More from Daniel Coyle: Tip#14 "Take Off Your Watch"
This has to do with our own preparation and practice.
Coyle says, "Deep practice is not measured in minutes or hours, but in the number of high-quality reaches and repetitions you make—basically, how many new connections you form in your brain."
He's saying to ignore the clock and focus on the sweet spot (see the last post) when you work, concentrating on depth of work, or repetitions practicing, not on time. I've written earlier about Thomas Sterner's book, "The Practicing Mind—Developing Focus and Discipline in Your Mind," and it has great ideas about this as well.
Slow, thorough, focused work—on score study, on improving your rehearsal or conducting technique—this is the work we need to do. Finding the time to do this work is often the challenge, but as Sterner points out, the kind of slow, deliberate work he describes (read his description in the blog post of tuning two pianos with that mindset), your work will often be more, not less, effective and efficient.
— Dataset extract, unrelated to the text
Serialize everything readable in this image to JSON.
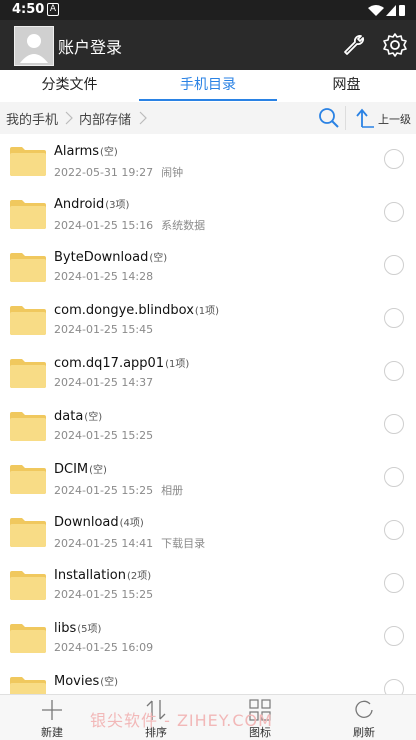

As much as anything, it's about your own mindset and approach. Try it.